City A.M.: What they saw in Royal Mail five months ago was a company with strong leadership that had been consistently growing profits (from £12m in the second half of 2011 to £144m a year later) and upping its presence in the lucrative parcels delivery market. The business case made sense; Royal Mail dominates the UK's letter and small parcel deliveries, and was handed much more freedom to raise prices following Ofcom reforms in 2012 – a point it proved yesterday when first class stamps jumped 2p to 62p and second class by 3p to 53p. It's also managed to avoid expensive strike action, and slashed outgoings further this month when it said it would cut a net 1,300 management jobs – a move it says will lead to annual cost savings of £50m. Five months on, analysts are split on the shares' value. Early buyers (and subsequent sellers) have made huge profits on their investments, but there's little to suggest that those who've stuck around don't have a decent, long-term income stock on their books.

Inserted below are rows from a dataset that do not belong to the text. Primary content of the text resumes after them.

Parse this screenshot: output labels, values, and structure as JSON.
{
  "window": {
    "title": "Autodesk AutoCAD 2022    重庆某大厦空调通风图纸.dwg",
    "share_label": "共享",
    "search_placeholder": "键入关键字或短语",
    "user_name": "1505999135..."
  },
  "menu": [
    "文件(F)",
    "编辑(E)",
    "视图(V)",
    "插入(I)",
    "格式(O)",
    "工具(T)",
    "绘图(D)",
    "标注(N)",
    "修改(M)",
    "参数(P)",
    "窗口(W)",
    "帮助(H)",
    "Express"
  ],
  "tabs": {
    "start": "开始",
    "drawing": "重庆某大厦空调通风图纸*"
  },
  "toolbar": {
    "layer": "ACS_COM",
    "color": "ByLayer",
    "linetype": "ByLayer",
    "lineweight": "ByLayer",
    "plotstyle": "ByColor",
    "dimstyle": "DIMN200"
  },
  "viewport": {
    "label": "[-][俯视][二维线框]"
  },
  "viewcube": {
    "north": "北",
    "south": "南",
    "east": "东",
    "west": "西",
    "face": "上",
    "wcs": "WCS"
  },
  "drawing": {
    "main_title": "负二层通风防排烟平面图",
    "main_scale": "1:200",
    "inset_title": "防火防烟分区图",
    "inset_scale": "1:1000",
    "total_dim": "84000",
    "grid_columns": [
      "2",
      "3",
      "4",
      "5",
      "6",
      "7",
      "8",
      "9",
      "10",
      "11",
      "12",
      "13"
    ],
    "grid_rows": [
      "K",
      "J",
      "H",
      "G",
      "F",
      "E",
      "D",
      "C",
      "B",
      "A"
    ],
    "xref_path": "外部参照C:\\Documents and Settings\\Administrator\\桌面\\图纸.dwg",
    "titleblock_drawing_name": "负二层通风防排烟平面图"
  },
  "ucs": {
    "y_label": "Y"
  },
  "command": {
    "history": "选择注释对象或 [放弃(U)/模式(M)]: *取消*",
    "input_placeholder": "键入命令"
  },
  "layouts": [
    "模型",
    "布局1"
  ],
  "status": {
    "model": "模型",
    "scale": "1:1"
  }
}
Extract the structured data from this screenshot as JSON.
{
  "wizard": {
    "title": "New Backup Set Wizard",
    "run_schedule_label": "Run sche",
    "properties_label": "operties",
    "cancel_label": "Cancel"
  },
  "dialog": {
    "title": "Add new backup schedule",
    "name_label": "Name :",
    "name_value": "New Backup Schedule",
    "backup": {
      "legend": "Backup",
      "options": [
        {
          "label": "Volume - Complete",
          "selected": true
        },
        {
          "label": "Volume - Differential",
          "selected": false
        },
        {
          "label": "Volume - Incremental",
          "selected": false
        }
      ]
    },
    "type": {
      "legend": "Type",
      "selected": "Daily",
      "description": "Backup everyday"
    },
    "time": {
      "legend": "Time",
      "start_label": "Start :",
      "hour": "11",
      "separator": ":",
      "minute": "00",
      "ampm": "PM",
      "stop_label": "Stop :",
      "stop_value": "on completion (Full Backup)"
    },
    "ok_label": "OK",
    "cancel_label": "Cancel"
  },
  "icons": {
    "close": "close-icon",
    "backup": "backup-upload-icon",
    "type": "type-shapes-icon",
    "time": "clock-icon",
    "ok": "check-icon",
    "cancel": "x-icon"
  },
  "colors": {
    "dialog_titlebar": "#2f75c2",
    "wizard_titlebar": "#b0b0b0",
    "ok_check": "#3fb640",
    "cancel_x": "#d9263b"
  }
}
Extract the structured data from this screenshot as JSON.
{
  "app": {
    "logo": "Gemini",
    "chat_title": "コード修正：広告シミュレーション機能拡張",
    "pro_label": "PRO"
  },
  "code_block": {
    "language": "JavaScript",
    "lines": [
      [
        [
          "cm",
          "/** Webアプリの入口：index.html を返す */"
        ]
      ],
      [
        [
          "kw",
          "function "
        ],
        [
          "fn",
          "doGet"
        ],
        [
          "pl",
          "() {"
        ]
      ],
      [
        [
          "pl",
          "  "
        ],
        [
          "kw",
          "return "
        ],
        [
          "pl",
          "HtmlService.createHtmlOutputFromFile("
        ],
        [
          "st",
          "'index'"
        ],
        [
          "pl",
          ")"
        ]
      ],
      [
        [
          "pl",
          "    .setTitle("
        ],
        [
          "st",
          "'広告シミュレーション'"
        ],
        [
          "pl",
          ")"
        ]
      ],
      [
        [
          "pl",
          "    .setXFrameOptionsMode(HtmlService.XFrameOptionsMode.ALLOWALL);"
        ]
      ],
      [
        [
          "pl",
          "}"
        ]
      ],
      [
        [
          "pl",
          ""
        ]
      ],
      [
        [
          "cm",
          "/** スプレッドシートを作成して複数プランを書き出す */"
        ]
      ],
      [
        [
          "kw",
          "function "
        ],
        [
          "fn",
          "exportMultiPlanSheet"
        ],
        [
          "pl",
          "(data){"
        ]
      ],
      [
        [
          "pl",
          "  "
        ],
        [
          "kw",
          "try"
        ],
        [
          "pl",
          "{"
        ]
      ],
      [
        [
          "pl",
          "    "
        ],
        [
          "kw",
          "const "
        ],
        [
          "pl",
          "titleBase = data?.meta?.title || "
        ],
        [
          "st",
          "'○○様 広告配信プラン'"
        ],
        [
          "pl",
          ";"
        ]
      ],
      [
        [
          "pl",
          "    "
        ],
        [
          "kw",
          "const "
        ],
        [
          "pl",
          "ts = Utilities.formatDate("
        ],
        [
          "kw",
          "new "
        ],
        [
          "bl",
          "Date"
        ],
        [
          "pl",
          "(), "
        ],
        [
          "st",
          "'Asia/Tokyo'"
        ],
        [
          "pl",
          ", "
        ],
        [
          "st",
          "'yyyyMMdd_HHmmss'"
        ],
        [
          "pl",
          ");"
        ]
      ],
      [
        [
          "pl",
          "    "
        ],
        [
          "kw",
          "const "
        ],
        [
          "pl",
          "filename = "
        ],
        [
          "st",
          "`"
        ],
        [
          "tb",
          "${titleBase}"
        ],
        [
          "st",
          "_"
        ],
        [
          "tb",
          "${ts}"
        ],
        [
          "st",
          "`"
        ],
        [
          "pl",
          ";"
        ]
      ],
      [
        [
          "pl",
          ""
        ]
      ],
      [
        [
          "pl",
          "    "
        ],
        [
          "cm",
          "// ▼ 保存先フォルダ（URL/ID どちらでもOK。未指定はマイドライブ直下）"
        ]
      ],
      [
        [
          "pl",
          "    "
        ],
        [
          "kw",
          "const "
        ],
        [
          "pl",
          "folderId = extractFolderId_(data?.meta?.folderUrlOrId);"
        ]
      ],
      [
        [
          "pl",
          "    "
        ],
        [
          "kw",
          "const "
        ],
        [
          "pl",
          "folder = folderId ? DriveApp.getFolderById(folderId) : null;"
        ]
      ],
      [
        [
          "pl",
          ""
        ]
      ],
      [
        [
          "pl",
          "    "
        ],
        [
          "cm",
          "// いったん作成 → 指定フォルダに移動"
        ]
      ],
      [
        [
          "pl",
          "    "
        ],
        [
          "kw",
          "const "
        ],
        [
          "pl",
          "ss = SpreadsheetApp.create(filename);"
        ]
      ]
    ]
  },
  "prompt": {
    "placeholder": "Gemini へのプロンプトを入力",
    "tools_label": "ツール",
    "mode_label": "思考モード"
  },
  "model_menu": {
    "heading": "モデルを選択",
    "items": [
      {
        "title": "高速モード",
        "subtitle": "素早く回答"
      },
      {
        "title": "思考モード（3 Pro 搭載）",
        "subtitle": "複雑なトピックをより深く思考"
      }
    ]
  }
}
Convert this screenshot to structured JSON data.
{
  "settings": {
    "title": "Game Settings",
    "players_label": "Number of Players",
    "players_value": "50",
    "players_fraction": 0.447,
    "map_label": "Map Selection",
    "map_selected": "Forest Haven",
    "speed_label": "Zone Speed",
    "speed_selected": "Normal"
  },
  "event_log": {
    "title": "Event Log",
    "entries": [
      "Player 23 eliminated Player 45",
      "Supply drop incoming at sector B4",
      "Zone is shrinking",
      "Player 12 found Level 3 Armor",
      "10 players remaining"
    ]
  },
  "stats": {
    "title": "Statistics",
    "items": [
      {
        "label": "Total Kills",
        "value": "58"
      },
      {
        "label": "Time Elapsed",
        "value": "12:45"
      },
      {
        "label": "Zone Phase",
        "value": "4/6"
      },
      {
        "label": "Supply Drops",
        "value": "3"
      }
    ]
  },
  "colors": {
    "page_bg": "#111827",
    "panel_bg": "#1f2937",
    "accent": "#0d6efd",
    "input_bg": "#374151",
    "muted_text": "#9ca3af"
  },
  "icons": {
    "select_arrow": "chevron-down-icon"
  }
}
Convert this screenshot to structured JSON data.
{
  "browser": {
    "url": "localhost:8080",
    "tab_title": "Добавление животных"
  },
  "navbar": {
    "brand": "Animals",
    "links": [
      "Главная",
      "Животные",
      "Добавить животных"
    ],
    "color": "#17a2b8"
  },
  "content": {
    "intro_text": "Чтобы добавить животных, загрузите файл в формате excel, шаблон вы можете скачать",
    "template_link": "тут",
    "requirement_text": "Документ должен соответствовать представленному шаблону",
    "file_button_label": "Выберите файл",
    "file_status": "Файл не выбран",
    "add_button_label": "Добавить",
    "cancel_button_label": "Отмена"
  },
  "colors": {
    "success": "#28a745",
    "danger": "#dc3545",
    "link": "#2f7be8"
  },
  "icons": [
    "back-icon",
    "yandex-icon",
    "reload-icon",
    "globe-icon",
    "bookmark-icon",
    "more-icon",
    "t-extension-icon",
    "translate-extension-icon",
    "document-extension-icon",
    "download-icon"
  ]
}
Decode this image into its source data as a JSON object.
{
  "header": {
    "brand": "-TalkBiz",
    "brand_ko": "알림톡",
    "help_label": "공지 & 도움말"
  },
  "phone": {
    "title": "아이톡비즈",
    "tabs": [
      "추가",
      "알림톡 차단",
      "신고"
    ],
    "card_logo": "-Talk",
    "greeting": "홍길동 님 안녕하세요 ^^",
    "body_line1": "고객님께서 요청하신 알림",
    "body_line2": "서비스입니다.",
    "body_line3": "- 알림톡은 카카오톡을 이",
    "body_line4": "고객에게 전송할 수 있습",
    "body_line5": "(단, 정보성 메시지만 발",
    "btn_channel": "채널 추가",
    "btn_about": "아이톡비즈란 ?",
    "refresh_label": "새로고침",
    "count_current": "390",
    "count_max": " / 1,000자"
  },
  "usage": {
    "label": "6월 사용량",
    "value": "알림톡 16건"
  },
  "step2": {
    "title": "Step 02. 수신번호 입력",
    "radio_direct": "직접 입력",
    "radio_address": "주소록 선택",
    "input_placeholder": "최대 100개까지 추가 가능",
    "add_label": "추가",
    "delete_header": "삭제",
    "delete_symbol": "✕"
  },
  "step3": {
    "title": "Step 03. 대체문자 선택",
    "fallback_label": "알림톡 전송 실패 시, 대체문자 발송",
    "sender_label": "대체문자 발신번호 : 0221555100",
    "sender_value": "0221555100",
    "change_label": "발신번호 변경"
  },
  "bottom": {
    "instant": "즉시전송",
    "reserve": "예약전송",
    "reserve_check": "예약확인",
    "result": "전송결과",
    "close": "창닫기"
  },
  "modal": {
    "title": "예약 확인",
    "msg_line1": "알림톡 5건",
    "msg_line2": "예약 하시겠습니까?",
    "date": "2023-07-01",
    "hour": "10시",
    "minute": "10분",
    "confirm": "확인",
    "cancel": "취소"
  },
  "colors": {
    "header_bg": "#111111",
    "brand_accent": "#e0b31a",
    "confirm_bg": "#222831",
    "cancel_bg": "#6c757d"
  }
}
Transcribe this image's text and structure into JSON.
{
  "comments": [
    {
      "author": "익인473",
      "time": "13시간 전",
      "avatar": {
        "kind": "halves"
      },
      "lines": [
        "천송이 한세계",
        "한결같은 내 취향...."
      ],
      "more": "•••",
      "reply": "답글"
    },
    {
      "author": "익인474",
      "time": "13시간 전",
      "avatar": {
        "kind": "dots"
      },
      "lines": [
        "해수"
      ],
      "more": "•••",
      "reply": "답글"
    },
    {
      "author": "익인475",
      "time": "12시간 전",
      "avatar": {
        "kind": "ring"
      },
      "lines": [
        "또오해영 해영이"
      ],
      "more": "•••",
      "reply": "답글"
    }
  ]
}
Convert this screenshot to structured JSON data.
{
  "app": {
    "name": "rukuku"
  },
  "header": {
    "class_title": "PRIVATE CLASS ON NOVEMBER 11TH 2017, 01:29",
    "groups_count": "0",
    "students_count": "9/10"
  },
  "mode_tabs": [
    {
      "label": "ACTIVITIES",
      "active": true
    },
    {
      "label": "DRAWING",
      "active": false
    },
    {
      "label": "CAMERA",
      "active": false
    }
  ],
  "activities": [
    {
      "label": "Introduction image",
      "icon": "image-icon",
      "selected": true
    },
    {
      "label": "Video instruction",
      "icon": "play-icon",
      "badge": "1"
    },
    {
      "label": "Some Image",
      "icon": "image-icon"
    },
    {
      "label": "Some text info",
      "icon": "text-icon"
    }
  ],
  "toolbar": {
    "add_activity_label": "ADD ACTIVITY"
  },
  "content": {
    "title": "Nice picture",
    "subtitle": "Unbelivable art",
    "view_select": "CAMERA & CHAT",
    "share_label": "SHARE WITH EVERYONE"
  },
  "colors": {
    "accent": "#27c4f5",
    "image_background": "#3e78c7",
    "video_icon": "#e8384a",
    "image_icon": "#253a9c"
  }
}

Post & Parcel: Poste Italiane maintained its profits at just above the EUR 1bn mark in 2013, according to its latest results. The universal postal service provider in Italy said it achieved a "strong performance" last year despite a "highly uncertain" economic backdrop and the ongoing decline in the postal business, thanks to its strategy of diversifying its services. Financial services and insurance products helped the company generate a total revenue of EUR 26bn in 2013, up 8% on the previous year. Poste Italiane said the "substantial costs" of its universal postal service dragged down its results since these costs were only partly compensated by the government.
Daily Times: The Senate Standing Committee on Communication and Postal Services expressed its annoyance and displeasure on Monday over what it described as poor knowledge of the issues reflected in a seemingly dubious briefing given by the senior officials of the Pakistan Post and Post Foundation to the lawmakers.
The Times: The taxpayer has ended up more than £1 billion out of pocket in the privatisation of the Royal Mail after City investors ran rings around ministers who ended up significantly underpricing the state postal network's stock market flotation. That is the verdict today of a damning National Audit Office inquiry into the Royal Mail initial public offering last autumn which concludes that ministers should never again rely so heavily on their City advisers. Margaret Hodge, chairwoman of the Commons Public Accounts Committee, said the NAO report showed that Vince Cable's Business Department was "clueless". See also The Guardian, The Wall Street Journal, and The Scotsman.